Meghla chimed in that she loved how PickFu works for product validation, an area where Amazon sellers often struggle.

Justin said customers can see how their products stack up against competitors by taking screenshots of listings and comparing them in a poll. Competitive testing isn’t easy to do live, let alone with the level of written feedback you get from a PickFu poll.

Audience targeting on PickFu

Meghla’s next question was about audience targeting. In addition to targeting by basic demographics, Justin said PickFu offers behavioral segmentation — if you want to target Amazon Prime shoppers or home cooks, for example — and pyschographic segmentation.

In one example of psychographic segmentation, Justin described how PickFu built a custom audience for a client who wanted to poll privacy-minded consumers.

Customer case studies

Justin cited a case study about Thrasio, a well-known company in the Amazon world that buys Amazon FBA brands and makes them even better. Thrasio often runs PickFu polls to test branding and packaging changes.

In this case, Thrasio used PickFu for the rebrand of a pet deodorizer it had acquired called Angry Orange. As a result, the product’s revenue run rate increased by over a million dollars.

In closing, Justin emphasized that the earlier in the product life cycle you gather data, the better for your top and bottom line. Meghla encouraged her audience to give PickFu a try today!

Learn more: Optimize your product listings by testing design concepts, photos, and descriptions with a target audience of likely buyers.

Laura Ojeda Melchor

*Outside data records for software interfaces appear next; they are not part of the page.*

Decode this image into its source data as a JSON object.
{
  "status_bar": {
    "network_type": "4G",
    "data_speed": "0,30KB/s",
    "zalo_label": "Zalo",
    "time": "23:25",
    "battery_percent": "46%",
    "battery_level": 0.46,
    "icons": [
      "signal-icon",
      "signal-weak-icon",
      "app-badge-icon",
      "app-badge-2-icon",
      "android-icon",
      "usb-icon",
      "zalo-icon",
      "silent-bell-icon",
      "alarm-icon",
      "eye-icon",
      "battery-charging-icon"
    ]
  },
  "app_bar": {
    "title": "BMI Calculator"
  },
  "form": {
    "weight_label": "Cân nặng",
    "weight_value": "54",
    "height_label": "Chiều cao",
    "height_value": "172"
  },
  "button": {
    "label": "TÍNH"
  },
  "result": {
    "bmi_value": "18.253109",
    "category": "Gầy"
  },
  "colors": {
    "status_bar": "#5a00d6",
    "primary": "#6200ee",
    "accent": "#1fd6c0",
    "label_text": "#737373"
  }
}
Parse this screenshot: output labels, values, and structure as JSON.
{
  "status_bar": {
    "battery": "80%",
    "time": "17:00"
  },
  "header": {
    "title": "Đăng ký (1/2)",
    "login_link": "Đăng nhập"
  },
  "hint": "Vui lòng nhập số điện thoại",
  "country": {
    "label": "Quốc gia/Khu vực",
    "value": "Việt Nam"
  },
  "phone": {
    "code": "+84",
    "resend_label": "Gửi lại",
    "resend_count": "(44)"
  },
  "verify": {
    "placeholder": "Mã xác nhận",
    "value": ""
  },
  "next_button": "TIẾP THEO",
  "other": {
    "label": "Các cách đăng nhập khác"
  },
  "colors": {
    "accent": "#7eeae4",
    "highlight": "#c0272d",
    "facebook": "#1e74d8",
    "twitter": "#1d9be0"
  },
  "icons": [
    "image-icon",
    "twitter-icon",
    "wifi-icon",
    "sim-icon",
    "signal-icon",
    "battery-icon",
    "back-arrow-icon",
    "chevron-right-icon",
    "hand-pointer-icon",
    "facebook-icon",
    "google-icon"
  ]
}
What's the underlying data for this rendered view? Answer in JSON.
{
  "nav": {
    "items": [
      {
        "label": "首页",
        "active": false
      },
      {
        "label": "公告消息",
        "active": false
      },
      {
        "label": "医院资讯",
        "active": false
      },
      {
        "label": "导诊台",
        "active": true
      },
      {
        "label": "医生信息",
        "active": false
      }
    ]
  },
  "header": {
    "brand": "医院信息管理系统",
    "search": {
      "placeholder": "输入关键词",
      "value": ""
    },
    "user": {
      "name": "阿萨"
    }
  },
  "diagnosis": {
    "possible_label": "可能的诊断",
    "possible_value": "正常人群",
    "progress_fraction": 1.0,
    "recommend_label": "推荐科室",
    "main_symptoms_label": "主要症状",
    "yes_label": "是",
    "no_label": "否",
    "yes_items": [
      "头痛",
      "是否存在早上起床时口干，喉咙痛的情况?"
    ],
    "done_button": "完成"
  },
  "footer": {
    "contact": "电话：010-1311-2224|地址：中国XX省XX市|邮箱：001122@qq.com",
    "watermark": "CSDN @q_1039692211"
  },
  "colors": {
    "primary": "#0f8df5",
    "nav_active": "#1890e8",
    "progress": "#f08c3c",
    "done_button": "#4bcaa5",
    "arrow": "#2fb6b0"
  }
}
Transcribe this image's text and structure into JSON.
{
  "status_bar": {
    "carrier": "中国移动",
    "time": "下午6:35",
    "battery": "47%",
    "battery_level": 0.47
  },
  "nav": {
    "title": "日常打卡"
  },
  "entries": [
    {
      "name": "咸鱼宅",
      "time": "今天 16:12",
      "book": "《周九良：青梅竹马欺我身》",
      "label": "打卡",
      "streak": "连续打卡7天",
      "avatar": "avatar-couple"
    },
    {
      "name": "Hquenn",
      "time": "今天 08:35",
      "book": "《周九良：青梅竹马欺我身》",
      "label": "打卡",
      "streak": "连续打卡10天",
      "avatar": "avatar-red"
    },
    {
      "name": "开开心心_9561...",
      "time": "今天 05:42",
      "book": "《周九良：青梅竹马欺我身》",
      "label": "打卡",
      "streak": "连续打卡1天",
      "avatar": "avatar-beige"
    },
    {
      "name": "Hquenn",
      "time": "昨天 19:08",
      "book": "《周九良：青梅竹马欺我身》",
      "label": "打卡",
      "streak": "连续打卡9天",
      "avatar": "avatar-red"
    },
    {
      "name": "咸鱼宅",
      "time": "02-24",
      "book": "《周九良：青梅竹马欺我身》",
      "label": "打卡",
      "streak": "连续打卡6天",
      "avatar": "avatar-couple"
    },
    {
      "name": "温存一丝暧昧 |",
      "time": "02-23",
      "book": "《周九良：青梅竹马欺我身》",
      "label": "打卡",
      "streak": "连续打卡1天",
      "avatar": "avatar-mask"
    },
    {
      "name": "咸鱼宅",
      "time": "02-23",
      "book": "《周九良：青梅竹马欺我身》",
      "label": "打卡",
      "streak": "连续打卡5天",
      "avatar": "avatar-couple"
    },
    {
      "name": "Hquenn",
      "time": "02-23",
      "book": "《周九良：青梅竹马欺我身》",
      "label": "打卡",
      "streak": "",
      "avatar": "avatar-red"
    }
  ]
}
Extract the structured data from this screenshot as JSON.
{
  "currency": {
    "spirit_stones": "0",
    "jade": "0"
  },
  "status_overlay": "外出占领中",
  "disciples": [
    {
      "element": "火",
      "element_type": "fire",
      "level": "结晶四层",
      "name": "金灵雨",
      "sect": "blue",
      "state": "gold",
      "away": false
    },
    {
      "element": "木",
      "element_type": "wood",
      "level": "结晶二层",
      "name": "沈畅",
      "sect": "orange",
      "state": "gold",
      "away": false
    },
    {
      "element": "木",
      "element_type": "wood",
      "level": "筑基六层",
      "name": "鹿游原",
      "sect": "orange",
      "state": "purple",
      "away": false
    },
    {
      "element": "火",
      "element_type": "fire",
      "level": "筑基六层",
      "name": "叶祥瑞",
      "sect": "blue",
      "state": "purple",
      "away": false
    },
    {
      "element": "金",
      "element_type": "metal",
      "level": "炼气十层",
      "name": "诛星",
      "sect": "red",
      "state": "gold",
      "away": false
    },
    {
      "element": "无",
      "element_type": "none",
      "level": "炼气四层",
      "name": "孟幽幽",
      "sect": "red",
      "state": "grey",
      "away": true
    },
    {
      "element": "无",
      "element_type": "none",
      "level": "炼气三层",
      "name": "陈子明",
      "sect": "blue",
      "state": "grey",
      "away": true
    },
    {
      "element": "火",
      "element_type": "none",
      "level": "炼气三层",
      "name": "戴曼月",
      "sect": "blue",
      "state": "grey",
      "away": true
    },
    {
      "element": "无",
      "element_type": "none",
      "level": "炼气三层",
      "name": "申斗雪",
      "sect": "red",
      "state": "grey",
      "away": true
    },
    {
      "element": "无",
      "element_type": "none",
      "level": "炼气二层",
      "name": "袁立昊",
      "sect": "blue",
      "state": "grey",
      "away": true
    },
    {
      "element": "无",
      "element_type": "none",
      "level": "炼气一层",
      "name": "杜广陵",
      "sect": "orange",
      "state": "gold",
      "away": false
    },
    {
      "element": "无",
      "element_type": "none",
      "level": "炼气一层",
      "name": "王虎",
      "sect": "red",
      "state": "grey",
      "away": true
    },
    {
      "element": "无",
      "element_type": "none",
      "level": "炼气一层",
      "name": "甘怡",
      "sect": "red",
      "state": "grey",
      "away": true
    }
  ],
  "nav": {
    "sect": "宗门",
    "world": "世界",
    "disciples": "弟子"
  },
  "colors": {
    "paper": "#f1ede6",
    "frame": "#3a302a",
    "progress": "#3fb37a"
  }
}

Laura Ojeda Melchor (she/her) is a freelance writer whose work has appeared in Parents.com, Mom.com, Gardener’s Path, and of course, PickFu. She holds a Master of Fine Arts in Writing from Vermont College of Fine Arts. Her debut middle-grade novel, Missing Okalee, was published in the fall of 2021 by Shadow Mountain Publishing.